Magazine’s Drawn to MoMA column presents artists’ sketches that capture vignettes of everyday museum life—people lost in contemplation, queuing, arguing, taking pictures of The Starry Night, or dozing off on benches. The column was originally inspired by one very special person: artist and quintessential New York character Jason Polan, who loved doing just that. (He also loved the art, as testified by the two editions of a pamphlet he published containing his drawings of every single piece of art on display at MoMA.) Jason died of cancer last Monday, at only 37 years old.
Jason favored MoMA—along with Grand Central Station and the Taco Bell near Union Square, among other spots—as his hunting ground. He was not at all feral—quite the opposite—just disheveled enough to camouflage his presence among millions, and very gentle. Once in position, often standing by a wall or a pillar, he would whip out his Strathmore 400 sketchbook and get to work. Fast, knowing sketches would follow, made more detailed by the subject’s motion—the portraits from streets and station more fugitive than those of people in line at a fast food joint. He would then publish them in books, online, in magazines, and in zines.
There is nothing New Yorkers are more proud of than other New Yorkers, and those among us that devote their life to chronicling their fellow citizens in the city’s trenches are elevated to the role of municipal treasures. Jason was one. In my mind, he was up there with Bill Cunningham, the legendary photographer who invented street fashion photography (at least we New Yorkers say so), or with Brandon Stanton’s endlessly engrossing photoblog of life experience, Humans of New York.
But if bumping into Bill Cunningham always gave me a frisson of insecurity (Will he or won’t he? Am I worthy today?), bumping into Jason always gave me a burst of joy, sketch or no sketch.
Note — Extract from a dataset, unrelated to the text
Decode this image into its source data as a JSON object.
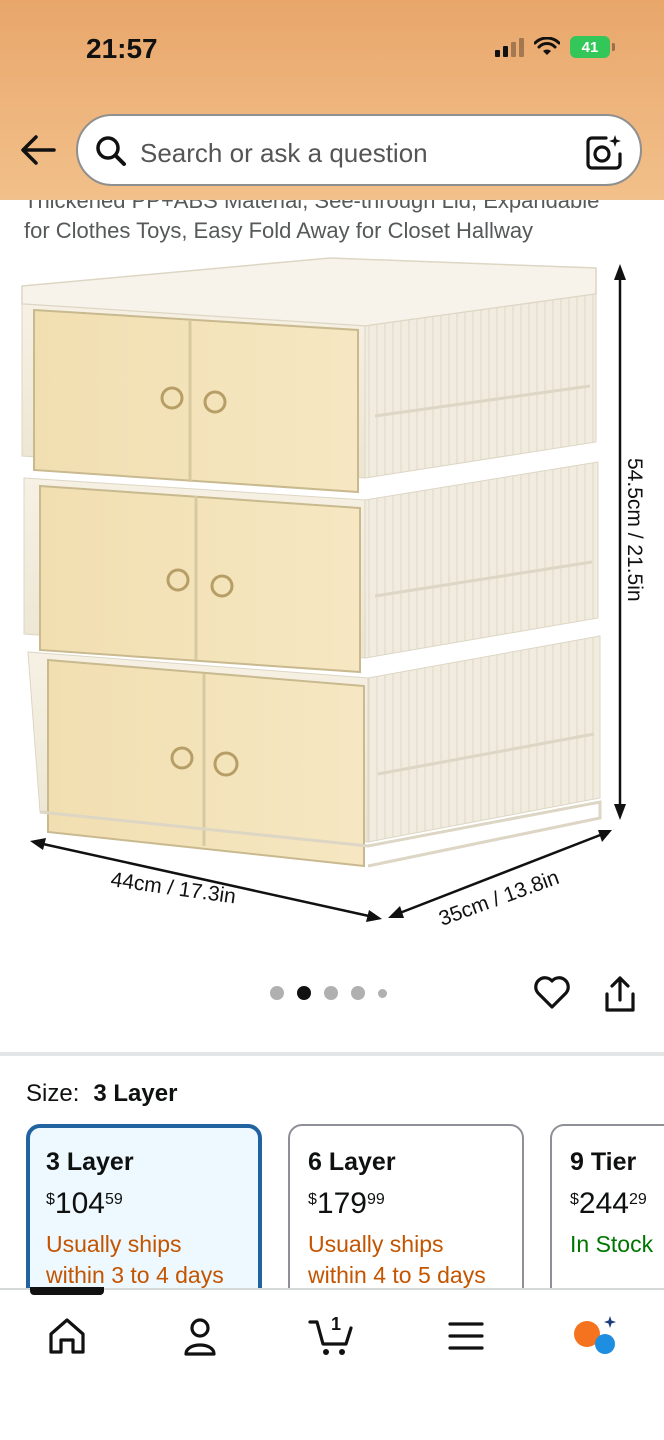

I never felt that he passed judgment—or at least, not using criteria that could make anyone feel excluded. I remember wondering how good it must feel to have such a productive obsession and powerful output for one’s curiosity.
Jason set out to sketch every person in New York. Because he died so soon, he only got to 30,000. But all 8,550,971 of us miss him already.